“I am listening. I hear you. I hear you. I hear your anger,” Raimondo told protesters. “You deserve change.”
She then asked them to join her in prayer, even as some protesters heckled her. “Keep it peaceful tonight,” she said. “We have work to do tomorrow.”
Some criticized Raimondo for failing to wear a face mask while wading into the crowd – thereby contradicting her own public health directive for people to wear face coverings during the pandemic.
“That was wrong,” she said later. “It was counter to our public health guidance, and I apologize.”
But others praised Raimondo, saying she had displayed courage and helped to defuse a volatile situation.
THE COVID-19 PANDEMIC
The Blizzard of ’78 is a defining moment for many Rhode Islanders, along with the image of then-governor J. Joseph Garrahy wearing a black-and-red flannel shirt as he rode out the storm at the State House, informing and calming nervous residents.
More than 40 years later, Raimondo’s decisive leadership and frequent, data-filled briefings during the COVID-19 pandemic inspired a memorable shirt of her own: Providence’s Frog & Toad gift shop began selling T-shirts emblazoned with Raimondo’s repeated admonition for those violating public health directives: “Knock it off!”
“We all need an Italian mother right now,” Frog & Toad co-owner Asher Schofield said. “Break out the wooden spoon.”
Though Morning Consult polls had often listed her among the nation’s least popular governors, Raimondo garnered positive national attention for her handling of the coronavirus outbreak, earning praise from Frias, the Republican National Committeeman.
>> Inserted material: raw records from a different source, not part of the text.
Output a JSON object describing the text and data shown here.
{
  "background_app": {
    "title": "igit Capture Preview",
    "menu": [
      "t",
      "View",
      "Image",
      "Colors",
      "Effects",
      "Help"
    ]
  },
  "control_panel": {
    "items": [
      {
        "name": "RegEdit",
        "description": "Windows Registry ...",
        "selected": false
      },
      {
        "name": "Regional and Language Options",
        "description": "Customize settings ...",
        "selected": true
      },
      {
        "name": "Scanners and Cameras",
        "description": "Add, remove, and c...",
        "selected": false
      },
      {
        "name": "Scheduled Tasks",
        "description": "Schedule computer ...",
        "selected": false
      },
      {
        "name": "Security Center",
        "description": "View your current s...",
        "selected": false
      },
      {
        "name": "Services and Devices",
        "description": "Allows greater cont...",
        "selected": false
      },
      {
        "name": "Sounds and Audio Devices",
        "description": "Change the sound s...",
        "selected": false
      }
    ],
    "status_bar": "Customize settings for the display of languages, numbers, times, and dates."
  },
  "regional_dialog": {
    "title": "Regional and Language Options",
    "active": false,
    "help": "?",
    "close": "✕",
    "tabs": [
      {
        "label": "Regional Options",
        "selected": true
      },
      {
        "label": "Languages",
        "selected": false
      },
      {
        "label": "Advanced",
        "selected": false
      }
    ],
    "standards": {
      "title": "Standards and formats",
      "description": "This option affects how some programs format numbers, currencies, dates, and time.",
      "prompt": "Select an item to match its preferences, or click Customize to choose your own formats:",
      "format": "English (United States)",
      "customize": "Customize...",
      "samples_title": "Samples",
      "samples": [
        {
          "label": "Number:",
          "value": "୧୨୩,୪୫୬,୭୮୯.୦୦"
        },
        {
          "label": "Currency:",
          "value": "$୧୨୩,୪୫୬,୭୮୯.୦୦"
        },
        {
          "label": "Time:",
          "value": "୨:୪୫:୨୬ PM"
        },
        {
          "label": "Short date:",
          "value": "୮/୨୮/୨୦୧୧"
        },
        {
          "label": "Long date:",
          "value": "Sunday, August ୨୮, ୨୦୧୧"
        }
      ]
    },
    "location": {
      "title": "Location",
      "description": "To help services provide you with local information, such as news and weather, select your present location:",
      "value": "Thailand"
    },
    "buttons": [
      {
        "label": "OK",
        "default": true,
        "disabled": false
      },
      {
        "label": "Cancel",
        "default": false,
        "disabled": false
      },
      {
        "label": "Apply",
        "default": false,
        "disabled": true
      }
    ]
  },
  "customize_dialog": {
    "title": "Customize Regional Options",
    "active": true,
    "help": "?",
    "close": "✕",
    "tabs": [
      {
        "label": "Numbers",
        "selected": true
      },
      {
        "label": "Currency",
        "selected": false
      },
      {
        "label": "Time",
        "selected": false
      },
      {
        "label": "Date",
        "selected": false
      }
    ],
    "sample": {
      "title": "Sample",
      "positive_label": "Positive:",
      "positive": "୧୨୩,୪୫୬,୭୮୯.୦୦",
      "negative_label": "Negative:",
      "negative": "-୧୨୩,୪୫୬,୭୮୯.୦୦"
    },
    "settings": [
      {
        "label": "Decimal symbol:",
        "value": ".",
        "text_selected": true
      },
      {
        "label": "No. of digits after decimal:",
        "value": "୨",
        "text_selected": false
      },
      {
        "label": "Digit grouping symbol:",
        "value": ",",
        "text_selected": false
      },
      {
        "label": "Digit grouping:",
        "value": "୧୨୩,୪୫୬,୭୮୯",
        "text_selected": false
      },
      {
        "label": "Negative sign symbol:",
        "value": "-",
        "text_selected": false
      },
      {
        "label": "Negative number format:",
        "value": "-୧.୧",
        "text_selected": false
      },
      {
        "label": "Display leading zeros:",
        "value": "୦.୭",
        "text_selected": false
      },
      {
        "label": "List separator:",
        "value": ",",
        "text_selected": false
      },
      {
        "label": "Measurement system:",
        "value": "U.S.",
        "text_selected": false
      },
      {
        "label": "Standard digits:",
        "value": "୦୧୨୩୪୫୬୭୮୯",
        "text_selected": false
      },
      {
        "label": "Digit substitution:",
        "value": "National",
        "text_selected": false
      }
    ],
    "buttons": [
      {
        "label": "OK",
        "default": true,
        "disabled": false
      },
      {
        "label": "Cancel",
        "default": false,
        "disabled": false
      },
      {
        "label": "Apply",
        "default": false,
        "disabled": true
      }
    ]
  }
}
“She was very clear and focused on science,” Frias said. “She did a pretty effective job of bringing down the spread of the disease.”
Her popularity soared as the pandemic worsened. In April, a Bryant University poll found 84 percent of Rhode Island voters trusted the information Raimondo was providing about the coronavirus, compared to 35 percent who trusted what then-President Donald Trump was telling them.
“That was probably the best moment of her governorship,” Frias said. “That was a high point for her.”
But he said that since being nominated for Commerce secretary, Raimondo has seemed less focused on the pandemic, skipping weekly news conferences and largely avoiding the press.